- The Guardian‘s Ben Goldacre once referred to me as “the ever-vigilant Andy Mabbett“.
- I own an original drawing by Bill Oddie, from one of his books, “Birdwatching with Bill Oddie”. It cost just a couple of pounds on e-Bay, in a job lot with a signed photo of Liberace.
- I love old street furniture, especially the old cast-iron stuff we have inherited from the Victorian era. One of my achievements was to save the street-urinal from where Birmingham‘s International Convention Centre now stands, for Birmingham Railway Museum (though I don’t think they’ve yet re-erected it).
- I hate bananas. I really wish I didn’t as I know they’d be good for me, and are handy to carry when out in the countryside, but I can’t stand the taste or texture. Even the smell makes me feel nauseous. I love almost all other fruits and, as a child, would usually prefer fruit to sweets.
- If I go near fresh paint, I can still smell it for a week or more afterwards.
- The Duke of Edinburgh once trod on my cousin’s toe.
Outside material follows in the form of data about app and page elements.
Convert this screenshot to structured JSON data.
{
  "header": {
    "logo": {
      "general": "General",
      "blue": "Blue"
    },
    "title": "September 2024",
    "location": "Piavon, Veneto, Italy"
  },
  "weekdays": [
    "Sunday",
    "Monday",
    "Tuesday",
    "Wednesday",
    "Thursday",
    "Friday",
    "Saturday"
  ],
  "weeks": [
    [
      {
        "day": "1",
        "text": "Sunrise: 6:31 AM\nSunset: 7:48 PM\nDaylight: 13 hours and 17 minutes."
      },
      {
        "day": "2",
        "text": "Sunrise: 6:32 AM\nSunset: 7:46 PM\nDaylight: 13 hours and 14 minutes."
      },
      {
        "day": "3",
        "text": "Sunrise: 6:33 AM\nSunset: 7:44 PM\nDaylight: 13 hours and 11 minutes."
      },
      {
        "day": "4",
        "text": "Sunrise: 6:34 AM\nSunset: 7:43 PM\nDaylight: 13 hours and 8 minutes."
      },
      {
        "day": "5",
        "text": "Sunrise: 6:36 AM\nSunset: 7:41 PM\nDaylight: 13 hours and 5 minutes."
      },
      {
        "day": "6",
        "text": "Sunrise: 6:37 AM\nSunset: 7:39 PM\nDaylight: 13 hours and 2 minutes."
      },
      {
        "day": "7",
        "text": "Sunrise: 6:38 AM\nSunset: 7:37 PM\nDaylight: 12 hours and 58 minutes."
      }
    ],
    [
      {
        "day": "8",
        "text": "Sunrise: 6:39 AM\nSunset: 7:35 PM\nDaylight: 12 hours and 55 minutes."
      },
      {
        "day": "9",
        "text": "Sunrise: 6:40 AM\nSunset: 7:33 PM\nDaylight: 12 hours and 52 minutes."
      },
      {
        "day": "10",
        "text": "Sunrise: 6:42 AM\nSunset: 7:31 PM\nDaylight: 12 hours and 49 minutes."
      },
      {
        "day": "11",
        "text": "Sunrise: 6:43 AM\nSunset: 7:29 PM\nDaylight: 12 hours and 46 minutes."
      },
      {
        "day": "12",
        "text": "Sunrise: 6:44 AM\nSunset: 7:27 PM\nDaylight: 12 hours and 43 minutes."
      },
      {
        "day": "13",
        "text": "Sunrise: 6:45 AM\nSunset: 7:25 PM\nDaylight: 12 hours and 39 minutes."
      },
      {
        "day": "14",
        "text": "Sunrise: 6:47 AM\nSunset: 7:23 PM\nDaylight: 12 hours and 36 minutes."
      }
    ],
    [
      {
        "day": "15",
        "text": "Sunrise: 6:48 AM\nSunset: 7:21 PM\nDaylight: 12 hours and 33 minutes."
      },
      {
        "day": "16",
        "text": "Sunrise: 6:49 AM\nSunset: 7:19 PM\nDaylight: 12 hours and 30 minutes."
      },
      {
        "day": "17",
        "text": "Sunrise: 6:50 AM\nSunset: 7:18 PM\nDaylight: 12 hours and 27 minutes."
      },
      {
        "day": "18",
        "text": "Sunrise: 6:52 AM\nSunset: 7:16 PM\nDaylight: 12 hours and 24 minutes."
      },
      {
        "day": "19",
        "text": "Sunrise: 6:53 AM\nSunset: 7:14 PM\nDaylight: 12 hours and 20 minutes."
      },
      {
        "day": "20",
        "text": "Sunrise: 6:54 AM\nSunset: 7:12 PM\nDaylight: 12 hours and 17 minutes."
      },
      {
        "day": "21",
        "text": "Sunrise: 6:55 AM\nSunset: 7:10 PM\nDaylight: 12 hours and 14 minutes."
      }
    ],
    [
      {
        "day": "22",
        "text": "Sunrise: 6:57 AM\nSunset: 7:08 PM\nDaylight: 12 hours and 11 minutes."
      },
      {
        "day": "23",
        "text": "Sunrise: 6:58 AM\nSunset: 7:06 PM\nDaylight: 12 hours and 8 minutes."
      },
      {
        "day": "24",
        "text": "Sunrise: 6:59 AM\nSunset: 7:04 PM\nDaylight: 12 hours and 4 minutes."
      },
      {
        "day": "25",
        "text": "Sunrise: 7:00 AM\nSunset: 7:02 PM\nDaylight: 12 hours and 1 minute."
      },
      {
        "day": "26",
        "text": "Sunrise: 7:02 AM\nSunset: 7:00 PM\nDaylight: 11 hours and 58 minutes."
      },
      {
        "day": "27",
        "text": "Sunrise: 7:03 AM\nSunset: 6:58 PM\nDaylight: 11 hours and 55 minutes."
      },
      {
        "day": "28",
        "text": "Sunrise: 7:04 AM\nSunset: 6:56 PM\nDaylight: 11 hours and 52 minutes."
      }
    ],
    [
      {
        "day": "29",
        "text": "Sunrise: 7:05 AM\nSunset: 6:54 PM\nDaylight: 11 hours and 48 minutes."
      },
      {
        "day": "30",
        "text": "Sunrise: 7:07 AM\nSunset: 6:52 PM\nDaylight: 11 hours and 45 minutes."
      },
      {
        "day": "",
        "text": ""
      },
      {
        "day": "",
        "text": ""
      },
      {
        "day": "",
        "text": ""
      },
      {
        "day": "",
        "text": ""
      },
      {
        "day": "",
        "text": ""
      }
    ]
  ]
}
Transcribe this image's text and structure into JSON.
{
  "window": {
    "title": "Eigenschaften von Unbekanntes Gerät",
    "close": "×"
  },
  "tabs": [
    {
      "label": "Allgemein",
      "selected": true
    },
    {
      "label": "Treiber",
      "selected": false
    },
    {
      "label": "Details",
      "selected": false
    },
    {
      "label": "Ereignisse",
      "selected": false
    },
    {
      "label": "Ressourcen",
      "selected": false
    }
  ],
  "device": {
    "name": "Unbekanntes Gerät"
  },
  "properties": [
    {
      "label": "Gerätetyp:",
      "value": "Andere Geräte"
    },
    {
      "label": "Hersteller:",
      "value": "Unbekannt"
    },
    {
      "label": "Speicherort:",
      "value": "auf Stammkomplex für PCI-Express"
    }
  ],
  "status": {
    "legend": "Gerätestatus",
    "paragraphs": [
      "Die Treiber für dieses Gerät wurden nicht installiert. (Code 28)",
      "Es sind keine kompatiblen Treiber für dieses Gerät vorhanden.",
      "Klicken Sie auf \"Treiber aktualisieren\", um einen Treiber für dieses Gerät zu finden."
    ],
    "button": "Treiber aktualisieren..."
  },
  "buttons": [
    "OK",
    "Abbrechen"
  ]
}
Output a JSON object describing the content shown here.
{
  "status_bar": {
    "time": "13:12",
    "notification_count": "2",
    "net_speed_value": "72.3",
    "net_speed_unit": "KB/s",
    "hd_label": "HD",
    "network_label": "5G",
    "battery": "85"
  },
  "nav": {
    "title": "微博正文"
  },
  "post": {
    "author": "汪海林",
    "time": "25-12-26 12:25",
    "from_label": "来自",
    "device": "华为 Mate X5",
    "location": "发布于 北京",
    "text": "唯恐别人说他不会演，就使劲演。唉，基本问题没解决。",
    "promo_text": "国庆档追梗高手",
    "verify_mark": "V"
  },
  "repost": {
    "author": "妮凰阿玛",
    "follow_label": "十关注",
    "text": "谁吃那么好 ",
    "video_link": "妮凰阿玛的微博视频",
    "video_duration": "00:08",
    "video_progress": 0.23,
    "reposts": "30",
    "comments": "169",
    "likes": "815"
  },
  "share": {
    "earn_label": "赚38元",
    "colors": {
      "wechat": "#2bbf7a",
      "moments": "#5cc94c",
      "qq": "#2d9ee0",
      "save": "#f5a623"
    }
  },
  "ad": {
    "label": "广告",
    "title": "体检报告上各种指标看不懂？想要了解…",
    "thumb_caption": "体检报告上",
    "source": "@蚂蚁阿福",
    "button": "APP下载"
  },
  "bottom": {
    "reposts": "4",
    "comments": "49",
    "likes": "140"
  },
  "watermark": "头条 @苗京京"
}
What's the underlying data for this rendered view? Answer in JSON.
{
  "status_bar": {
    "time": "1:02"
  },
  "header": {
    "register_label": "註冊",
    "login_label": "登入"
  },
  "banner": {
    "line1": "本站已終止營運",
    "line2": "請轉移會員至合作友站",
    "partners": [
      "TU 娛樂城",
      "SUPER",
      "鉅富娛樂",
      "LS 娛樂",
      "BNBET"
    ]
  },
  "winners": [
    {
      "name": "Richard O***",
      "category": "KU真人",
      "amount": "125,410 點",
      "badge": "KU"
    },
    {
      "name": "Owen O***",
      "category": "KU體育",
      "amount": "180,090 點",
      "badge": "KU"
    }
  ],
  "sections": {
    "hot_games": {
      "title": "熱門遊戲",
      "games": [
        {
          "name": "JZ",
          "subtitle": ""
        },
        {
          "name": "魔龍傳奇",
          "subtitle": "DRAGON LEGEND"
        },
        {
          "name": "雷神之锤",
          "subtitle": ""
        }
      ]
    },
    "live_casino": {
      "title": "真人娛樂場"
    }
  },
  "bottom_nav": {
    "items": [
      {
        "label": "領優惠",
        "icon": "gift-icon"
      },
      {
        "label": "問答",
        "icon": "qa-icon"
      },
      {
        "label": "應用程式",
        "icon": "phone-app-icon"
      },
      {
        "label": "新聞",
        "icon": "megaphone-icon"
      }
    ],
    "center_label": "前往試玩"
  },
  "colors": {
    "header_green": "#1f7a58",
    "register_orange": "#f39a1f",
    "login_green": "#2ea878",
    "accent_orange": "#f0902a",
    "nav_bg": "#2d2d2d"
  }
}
Tags:ashtraygrrl, bad debt, Bad Science, banana, Barry Miles, bbc, ben Goldacre, Birmingham, Birmingham Railway Museum, Cadbury, chilli, COBOL, cornbread, counselling, CPR, dog, driving, Duke of Edinburgh, emma routh, facebook, Fairford, first aid, flying, free, fruit, hair, horse, ICC, International Convention Centre, ita, James Galway, John Bundrick, London Symphony Orchestra, Mary McCartney, meme, microlight, Miles, Moseley Bog, nature reserve, pacifism, paint, Paul McCartney, Pink Floyd, reading, RSPB, Sir Michael Lyons, stalking, street furniture, TBL, The Amazing Pudding, The Guardian, The Who, urinal, usenet, Victoriana, web, West Midland Bird Club, wig
Posted in Birmingham, humour, nature, spelling | 8 Comments »
It’s one year today since Bruce Lawson and James Craig published “hAccessibility“, about the misuse of the ‘abbr’ element in microformats (an issue I first raised on 20 September 2006 in Accessify Forums).
As recent events show, the microformats cabal still has its collective head up its own^W^W^W in the sand.
Despite suggestions for a workaround, a solution seems no nearer, thanks to their apparent indifference. Shame on them.